Over the past twenty years, the Northern New England Mountain Biking League has grown into the most comprehensive high school mountain biking league in the East with riders from Vermont, New Hampshire, Maine, and Massachusetts represented in each week’s race. Proctor hosted for the first race of the season at the Proctor Ski Area on Wednesday, September 18 as more than 300 riders from over 23 schools in four states hit the trails.
Known as the school on skis throughout the 1940s and 1950s, Proctor’s commitment to snow sports has never been more prominent than it is today. Across all on-snow programs, the quality of coaching, access to a privately owned and operated training/race venue, and flexibility of support within Proctor’s academic curriculum has opened doors to experiences past generations of Proctor students could only dream of having at their fingertips.
Certain events throughout the year remind us of those stewards of community responsible for sustaining the Proctor of today in a way that is consistent with the Proctor of yesterday. On one of the busiest weekends of the winter, our Board of Trustees met to discuss the 2019-2020 budget, tuition rates, and the greater landscape of independent school market place, celebrated the opening of Phase 3 of the Farrell Field House renovation, hosted six home games, and capped the night with the 12th Annual Proctor Ski Area Celebration.

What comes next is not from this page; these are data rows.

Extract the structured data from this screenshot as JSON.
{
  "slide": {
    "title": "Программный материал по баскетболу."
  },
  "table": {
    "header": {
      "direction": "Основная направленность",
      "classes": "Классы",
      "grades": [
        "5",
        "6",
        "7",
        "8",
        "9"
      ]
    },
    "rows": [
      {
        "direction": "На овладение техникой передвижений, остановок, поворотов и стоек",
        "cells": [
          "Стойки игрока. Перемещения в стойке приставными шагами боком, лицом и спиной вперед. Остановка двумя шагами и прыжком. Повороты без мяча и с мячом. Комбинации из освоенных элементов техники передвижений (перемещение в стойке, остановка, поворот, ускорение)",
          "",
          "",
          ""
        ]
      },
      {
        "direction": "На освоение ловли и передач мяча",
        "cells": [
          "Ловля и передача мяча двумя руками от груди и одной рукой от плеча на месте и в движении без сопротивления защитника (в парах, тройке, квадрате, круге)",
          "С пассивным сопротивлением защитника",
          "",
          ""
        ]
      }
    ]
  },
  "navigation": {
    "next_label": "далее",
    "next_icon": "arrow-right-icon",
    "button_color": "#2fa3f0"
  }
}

Sports information intern Ben Beinner '21 shares his first team spotlight of the winter term:
I was fortunate to be able to watch one of the most exciting teams this season. That of course is the Nordic ski team. As I arrived at their first race of the season, a scrimmage of sorts with other Lakes Region schools, it was very impressive to see all of the new comers really already looking like seasoned veterans in the way they skied and cheered on their team. With such a larger number of kids on the team, the group has really thrived during these first few weeks of the winter season, and look to be a threat in the Lakes Region.
Campus is quiet as an early March Nor’easter marches up the coast today (our skiers are excited for the anticipated snowfall of well over a foot forecasted in Andover). Spring sports begin in two weeks (with four spring teams traveling to warmer weather for spring training trips next week), but in the meantime, Proctor’s USSA/FIS ski program’s 40+ skiers are entering their busiest stretch of the season as March Championship Series are upon us. After a record-setting season, Proctor’s skiers look to continue their strong performance on the national stage over the coming weeks. Read more about Proctor’s USSA/FIS program and their results this winter below.
It’s the mountain that clanked and rattled and almost shut down. The t-bar gears clattered so much you could hear them across the valley. The cement slabs across the Hameshop Brook, the “bridge”, was slowly settling to become a beaver dam accessory. The “groomer,” better suited to smoothing snowmobile trails, labored up and down the hill, coaxed along by Garry George. The snow making was first generation, vintage at best, and when the lights flickered on at dusk, dusky corners held their ground. A dozen years ago this was the question on everybody’s mind: Why keep the little big mountain going?